After attending the worship/wedding/New Year’s celebration at Word of Life Fellowship, I can’t help but wonder why most popular denominational and non-denominational churches don’t engage in truly spirited worship.  I’m not saying that there is a right or wrong way or that one church does things better or worse, but I do believe it’s my obligation to contemplate the reasons why things are the way they are.  My guess is that if I went to a Rolling Stones concert I’d see people dance, clap, wave their arms, pump their fists, and belt out their favorite lyrics at the top of their lungs.  So is Mick Jagger more important to a Stones fan than Jesus is to most Christians?  Are Christians inherently shy or embarrassed to show real passion?  Or is it that Christians are overly concerned about their image and how they will be perceived by others?  Most of the worship I’ve participated in throughout my life has consisted of singing, but not too loudly…swaying, but definitely not dancing with energy…maybe raising my hands, but there’s no way it would be OK to grab a banner and run around the church waving it with enthusiasm.  Why?  I’m not even sure.  That’s just the way things are at most churches, and I’m sure most people aren’t interested in taking a chance by doing something different and potentially drawing attention to themselves.  But aren’t things more fun and exciting when there’s an element of danger?  Don’t you get a bigger reward when there is a little more risk involved?  My goal with Churchsurfer is to experience the churches I go to the way they do, and I’m sure I’ll get insight into all styles of worship, but my recommendation to you is to get out of your comfort zone and truly worship with energy, passion, and complete disregard to everyone else’s opinions…at least once.  You might find out you like it.

Pictures of this event are available at the Churchsurfer Facebook page

Advertisements

Leave a Reply

Fill in your details below or click an icon to log in:

WordPress.com Logo

You are commenting using your WordPress.com account. Log Out /  Change )

Google+ photo

You are commenting using your Google+ account. Log Out /  Change )

Twitter picture

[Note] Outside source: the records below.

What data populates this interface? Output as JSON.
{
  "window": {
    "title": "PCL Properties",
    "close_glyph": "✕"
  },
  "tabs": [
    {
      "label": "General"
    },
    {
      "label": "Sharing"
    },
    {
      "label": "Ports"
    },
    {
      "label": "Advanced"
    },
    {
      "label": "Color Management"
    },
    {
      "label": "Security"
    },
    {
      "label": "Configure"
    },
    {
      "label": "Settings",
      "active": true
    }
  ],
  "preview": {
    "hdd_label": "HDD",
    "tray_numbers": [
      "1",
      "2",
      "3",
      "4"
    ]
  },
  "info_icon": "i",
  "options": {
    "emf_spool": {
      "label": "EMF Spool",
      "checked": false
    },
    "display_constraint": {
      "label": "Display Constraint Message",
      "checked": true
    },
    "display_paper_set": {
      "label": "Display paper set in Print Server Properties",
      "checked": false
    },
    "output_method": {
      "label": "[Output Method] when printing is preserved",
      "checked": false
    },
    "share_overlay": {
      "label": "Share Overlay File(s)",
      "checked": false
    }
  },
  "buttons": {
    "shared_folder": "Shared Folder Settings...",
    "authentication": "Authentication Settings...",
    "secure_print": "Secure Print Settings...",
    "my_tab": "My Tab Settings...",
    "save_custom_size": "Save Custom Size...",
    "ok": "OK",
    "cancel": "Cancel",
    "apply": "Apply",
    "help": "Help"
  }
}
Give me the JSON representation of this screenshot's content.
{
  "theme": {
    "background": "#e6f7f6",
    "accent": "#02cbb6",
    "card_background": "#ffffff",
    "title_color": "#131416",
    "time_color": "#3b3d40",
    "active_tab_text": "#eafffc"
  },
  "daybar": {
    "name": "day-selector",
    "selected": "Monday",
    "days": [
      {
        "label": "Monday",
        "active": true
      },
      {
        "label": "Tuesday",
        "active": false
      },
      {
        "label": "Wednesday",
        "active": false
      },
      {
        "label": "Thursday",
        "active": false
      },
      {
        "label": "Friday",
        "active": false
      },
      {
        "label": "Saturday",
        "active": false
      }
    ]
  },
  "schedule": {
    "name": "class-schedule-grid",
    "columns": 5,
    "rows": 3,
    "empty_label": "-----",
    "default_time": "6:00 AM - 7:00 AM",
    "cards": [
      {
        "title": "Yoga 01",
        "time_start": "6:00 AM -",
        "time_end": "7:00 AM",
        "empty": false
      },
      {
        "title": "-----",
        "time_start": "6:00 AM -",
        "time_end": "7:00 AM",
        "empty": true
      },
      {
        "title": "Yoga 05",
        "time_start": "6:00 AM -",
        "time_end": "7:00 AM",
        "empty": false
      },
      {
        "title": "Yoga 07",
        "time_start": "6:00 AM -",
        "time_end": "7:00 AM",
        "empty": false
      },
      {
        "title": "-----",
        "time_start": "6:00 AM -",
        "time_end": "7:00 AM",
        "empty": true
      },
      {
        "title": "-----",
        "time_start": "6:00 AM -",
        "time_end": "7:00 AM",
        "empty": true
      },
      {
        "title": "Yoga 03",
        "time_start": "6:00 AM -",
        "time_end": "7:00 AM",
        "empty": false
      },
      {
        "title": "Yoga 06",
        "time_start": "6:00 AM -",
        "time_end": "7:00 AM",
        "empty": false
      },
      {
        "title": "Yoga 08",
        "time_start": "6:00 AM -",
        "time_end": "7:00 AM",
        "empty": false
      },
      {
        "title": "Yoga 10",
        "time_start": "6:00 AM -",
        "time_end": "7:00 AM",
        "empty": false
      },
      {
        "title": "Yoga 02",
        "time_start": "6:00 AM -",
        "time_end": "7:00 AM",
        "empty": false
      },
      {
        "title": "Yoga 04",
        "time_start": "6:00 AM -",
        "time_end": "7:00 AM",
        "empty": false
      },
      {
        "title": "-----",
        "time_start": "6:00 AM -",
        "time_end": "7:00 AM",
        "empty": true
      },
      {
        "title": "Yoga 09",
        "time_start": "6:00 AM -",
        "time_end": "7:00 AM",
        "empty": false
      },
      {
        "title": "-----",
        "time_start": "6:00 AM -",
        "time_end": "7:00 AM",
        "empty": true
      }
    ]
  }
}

You are commenting using your Twitter account. Log Out /  Change )

Facebook photo

You are commenting using your Facebook account. Log Out /  Change )

Connecting to %s

%d bloggers like this: